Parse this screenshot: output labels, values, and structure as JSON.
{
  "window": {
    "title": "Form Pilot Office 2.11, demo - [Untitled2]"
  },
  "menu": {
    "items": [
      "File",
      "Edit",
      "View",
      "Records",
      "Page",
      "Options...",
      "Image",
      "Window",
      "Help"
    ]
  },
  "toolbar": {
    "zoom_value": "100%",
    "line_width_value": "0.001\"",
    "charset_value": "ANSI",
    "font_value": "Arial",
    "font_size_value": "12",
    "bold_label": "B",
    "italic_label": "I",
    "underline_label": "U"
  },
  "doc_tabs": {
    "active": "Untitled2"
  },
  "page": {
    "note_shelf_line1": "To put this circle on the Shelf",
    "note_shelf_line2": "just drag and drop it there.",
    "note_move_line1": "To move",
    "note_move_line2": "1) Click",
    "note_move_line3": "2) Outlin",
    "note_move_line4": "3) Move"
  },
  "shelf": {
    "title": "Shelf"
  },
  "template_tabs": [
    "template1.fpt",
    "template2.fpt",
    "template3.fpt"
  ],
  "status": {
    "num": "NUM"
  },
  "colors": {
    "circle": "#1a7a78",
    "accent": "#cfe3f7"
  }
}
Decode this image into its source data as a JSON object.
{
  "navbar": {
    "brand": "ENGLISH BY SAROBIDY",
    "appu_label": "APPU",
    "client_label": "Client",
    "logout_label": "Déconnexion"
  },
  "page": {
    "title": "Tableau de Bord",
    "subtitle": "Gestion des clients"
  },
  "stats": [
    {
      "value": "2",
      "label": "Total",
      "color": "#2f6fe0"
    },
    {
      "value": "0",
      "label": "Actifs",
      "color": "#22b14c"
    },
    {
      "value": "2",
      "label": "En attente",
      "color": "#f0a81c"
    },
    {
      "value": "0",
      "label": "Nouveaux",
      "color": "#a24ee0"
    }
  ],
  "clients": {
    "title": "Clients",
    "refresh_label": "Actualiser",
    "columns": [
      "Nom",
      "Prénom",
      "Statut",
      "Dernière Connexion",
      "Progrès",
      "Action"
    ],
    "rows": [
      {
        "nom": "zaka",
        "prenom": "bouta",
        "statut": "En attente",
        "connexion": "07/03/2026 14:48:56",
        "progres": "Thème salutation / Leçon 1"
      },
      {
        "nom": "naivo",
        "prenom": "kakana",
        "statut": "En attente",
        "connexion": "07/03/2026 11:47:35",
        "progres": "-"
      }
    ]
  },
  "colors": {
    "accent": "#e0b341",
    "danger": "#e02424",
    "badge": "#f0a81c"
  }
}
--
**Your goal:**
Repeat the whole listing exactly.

**Solution to the exercise:**
Parse this screenshot: output labels, values, and structure as JSON.
{
  "window": {
    "title": "Form Pilot Office 2.11, demo - [Untitled2]"
  },
  "menu": {
    "items": [
      "File",
      "Edit",
      "View",
      "Records",
      "Page",
      "Options...",
      "Image",
      "Window",
      "Help"
    ]
  },
  "toolbar": {
    "zoom_value": "100%",
    "line_width_value": "0.001\"",
    "charset_value": "ANSI",
    "font_value": "Arial",
    "font_size_value": "12",
    "bold_label": "B",
    "italic_label": "I",
    "underline_label": "U"
  },
  "doc_tabs": {
    "active": "Untitled2"
  },
  "page": {
    "note_shelf_line1": "To put this circle on the Shelf",
    "note_shelf_line2": "just drag and drop it there.",
    "note_move_line1": "To move",
    "note_move_line2": "1) Click",
    "note_move_line3": "2) Outlin",
    "note_move_line4": "3) Move"
  },
  "shelf": {
    "title": "Shelf"
  },
  "template_tabs": [
    "template1.fpt",
    "template2.fpt",
    "template3.fpt"
  ],
  "status": {
    "num": "NUM"
  },
  "colors": {
    "circle": "#1a7a78",
    "accent": "#cfe3f7"
  }
}
Decode this image into its source data as a JSON object.
{
  "navbar": {
    "brand": "ENGLISH BY SAROBIDY",
    "appu_label": "APPU",
    "client_label": "Client",
    "logout_label": "Déconnexion"
  },
  "page": {
    "title": "Tableau de Bord",
    "subtitle": "Gestion des clients"
  },
  "stats": [
    {
      "value": "2",
      "label": "Total",
      "color": "#2f6fe0"
    },
    {
      "value": "0",
      "label": "Actifs",
      "color": "#22b14c"
    },
    {
      "value": "2",
      "label": "En attente",
      "color": "#f0a81c"
    },
    {
      "value": "0",
      "label": "Nouveaux",
      "color": "#a24ee0"
    }
  ],
  "clients": {
    "title": "Clients",
    "refresh_label": "Actualiser",
    "columns": [
      "Nom",
      "Prénom",
      "Statut",
      "Dernière Connexion",
      "Progrès",
      "Action"
    ],
    "rows": [
      {
        "nom": "zaka",
        "prenom": "bouta",
        "statut": "En attente",
        "connexion": "07/03/2026 14:48:56",
        "progres": "Thème salutation / Leçon 1"
      },
      {
        "nom": "naivo",
        "prenom": "kakana",
        "statut": "En attente",
        "connexion": "07/03/2026 11:47:35",
        "progres": "-"
      }
    ]
  },
  "colors": {
    "accent": "#e0b341",
    "danger": "#e02424",
    "badge": "#f0a81c"
  }
}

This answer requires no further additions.